Attempting to explain why he adores music over religion, the narrator of James Wood’s recent The Book Against God replies, “Music, when I last looked, has not caused centuries of wars.”
In the past decade, some of the world’s most prescient historians, from James Carroll to Bernard Lewis, have turned their attention to this uncomfortable fact and have sought to understand why religion has fostered, underwritten and endorsed so much bloodshed.
This summer, America’s most successful homegrown religion—Mormonism—goes under the microscope of this pressing concern as one of America’s most respected investigative journalists, Sally Denton, delivers a tale of shocking violence carried out in the name of the Mormon faith.
American Massacre recreates the event known as the Mountain Meadows massacre of 1857, when close to 140 peaceful Arkansas farmers traveling through Utah territory were slaughtered by Mormon settlers. Although this event has been told and retold throughout the years—most recently in Judith Freeman’s superb novel Red Water—Denton’s version has much to offer because it recasts the history of the Mormon religion through the lens of this event.
Violence, she argues, was there from the beginning. Relying on journals, historical documents and scores of newspaper archives, Denton, who was raised Mormon herself, painstakingly conjures the cult of personality that founder Joseph Smith developed after he published the Book of Mormon and began attracting followers.
Even before Mormons were heavily persecuted, driven farther west by angry mobs who loathed their faith—and, more importantly, resented their financial dominance—there was a military-like air to the church. Denton describes how Smith was known to carry a rifle and several pistols and to walk with a bulldog on a leash.

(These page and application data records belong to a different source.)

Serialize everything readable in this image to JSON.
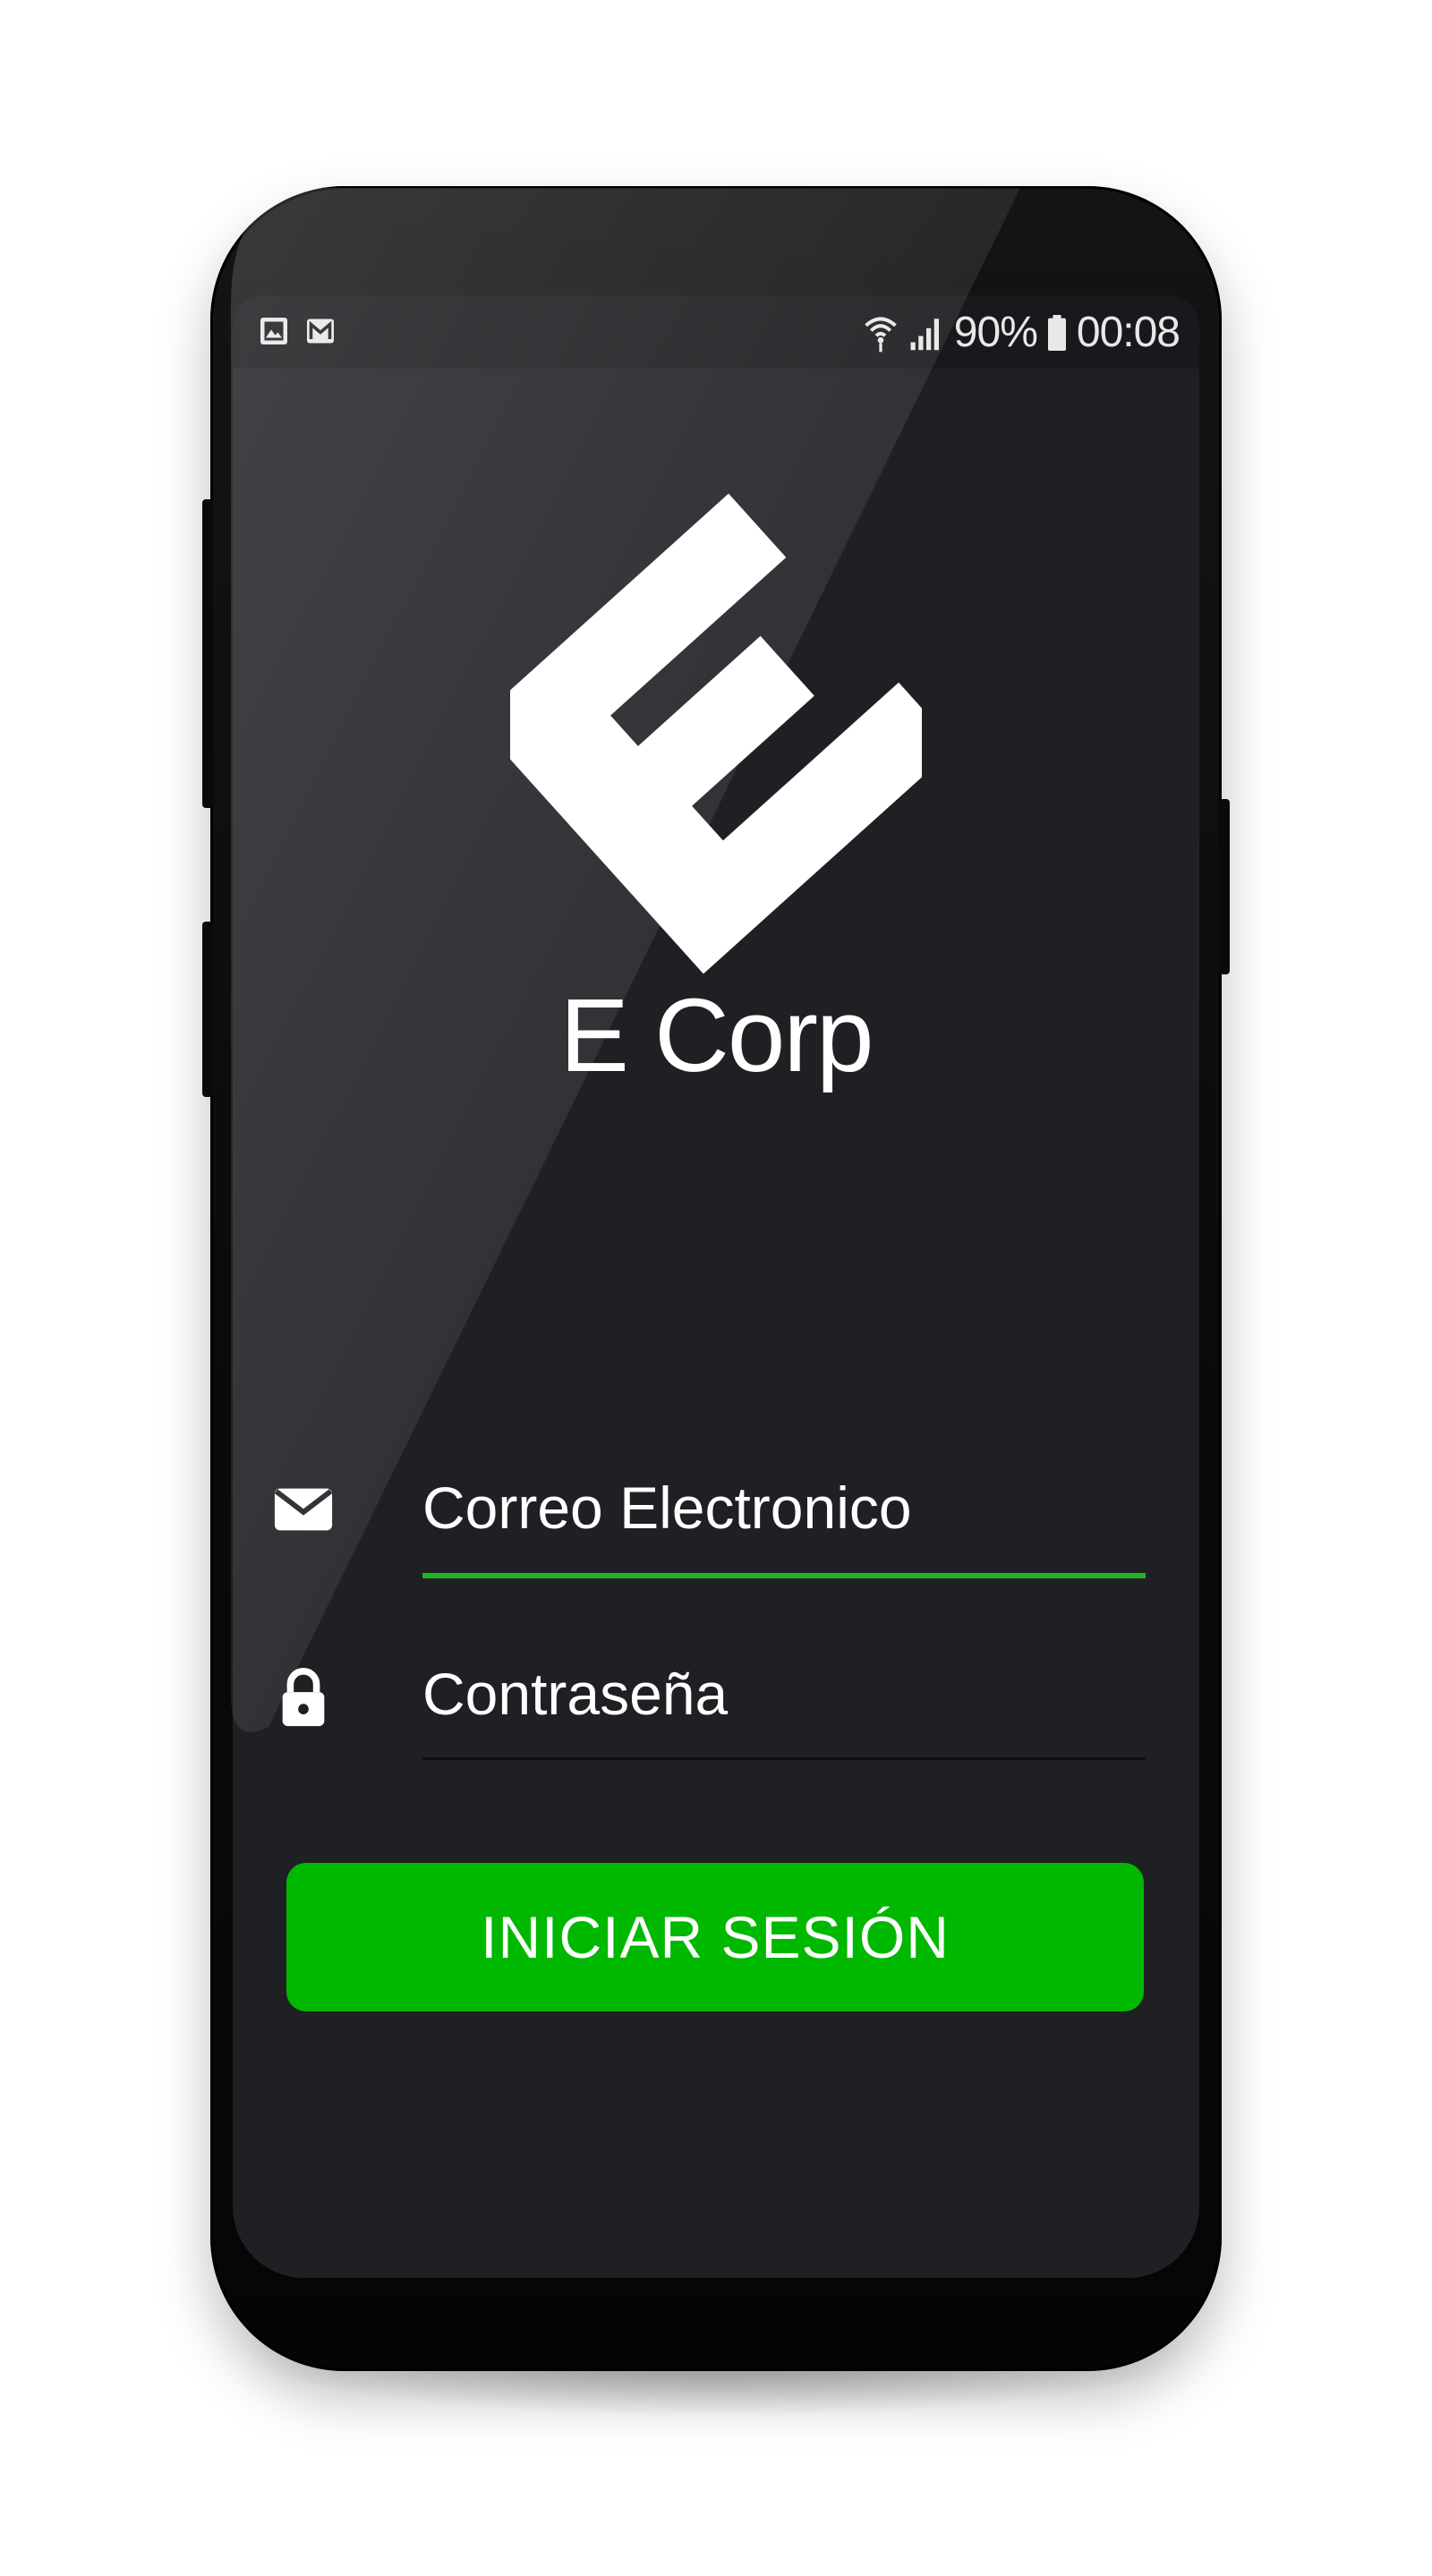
{
  "status_bar": {
    "left_icons": [
      "gallery-icon",
      "gmail-icon"
    ],
    "right_icons": [
      "wifi-icon",
      "signal-icon",
      "battery-icon"
    ],
    "battery_text": "90%",
    "time": "00:08"
  },
  "brand": {
    "logo_icon": "e-corp-logo-icon",
    "title": "E Corp"
  },
  "form": {
    "email": {
      "icon": "mail-icon",
      "placeholder": "Correo Electronico",
      "value": ""
    },
    "password": {
      "icon": "lock-icon",
      "placeholder": "Contraseña",
      "value": ""
    },
    "submit_label": "INICIAR SESIÓN"
  },
  "colors": {
    "accent": "#00b800",
    "screen_bg": "#1f2024",
    "text": "#ffffff",
    "focused_underline": "#1fb41f",
    "idle_underline": "#0e0e10"
  }
}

He later gave up the title of church president for “general.”
Like many military leaders who rise to power, Smith—and then his successor, Brigham Young—often ruled with an iron fist and, as Denton depicts it, used their flock’s persecution and paranoia to their advantage, especially when the controversial practice of polygamy was instituted.
As internal strife grew in the church, Denton writes, Smith repeatedly sought out and exacerbated outside conflicts to draw attention away from the church’s divisions. Loyalty was tested by conscripting followers to arms, and in this fashion, Smith at one time amassed an army one-fourth the size of that marshaled by the entire United States.
To enforce his rule, Smith also organized a militia of avenging angels known as the Danites, or the Sons of Dan, who introduced a ritualized type of murder called “blood atonement,” in which the murderer provided “the victim with eternal salvation by slitting his throat.”
John Doyle Lee, a convert who became Brigham Young’s second in command, “believed passionately” in blood atonement, writes Denton. “The killing of [non-Mormons] was considered a means of grace and virtuous deed,” Lee once wrote.
According to Denton, Young was aware of this belief and used it to his advantage—just as he often had hid behind other murders carried out by Mormons—most notably, of a government surveyor by the name of John Gunnison—by blaming them on nearby Indian tribes.
And so, whatever part Young had in the events, Lee took the fall for the Mountain Meadows massacre, which Denton recreates here in grim, numbing detail. Many of the victims were children, who were said to cling to their attackers’ legs while being slaughtered, offering themselves up as slaves in exchange for their lives.
Although Denton makes the case that Lee felt he was under direct orders from Young to attack the wagon train, we will never truly know how he could carry out such orders. His journals, however, do let us know that he deeply regretted it—and felt led terribly astray by his faith.
After years of delay and two trials, he told a cautionary tale when he finally faced a firing squad in 1877 for the massacre: “See how and what I have come to this day. I have been sacrificed in a cowardly, dastardly manner.”